* What is expected *
From the entries below, please gather each line containing the string "icon".

╭─ Input for this task

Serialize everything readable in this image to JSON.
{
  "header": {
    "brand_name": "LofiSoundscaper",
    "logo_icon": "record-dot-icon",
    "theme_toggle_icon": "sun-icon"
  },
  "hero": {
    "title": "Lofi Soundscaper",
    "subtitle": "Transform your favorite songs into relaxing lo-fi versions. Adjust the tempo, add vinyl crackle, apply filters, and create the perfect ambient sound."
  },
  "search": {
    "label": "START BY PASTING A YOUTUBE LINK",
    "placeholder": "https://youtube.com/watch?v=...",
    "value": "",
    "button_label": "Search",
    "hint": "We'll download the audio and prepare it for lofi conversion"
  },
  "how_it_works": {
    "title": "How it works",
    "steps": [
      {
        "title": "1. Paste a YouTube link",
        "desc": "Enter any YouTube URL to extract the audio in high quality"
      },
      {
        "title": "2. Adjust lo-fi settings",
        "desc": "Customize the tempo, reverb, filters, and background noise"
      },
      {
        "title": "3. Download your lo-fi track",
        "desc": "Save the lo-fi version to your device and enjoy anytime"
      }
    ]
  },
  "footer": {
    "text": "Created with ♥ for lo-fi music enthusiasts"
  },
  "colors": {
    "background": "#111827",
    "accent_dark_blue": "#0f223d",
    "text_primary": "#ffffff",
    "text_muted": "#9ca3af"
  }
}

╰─

* The answer *
    "logo_icon": "record-dot-icon",
    "theme_toggle_icon": "sun-icon"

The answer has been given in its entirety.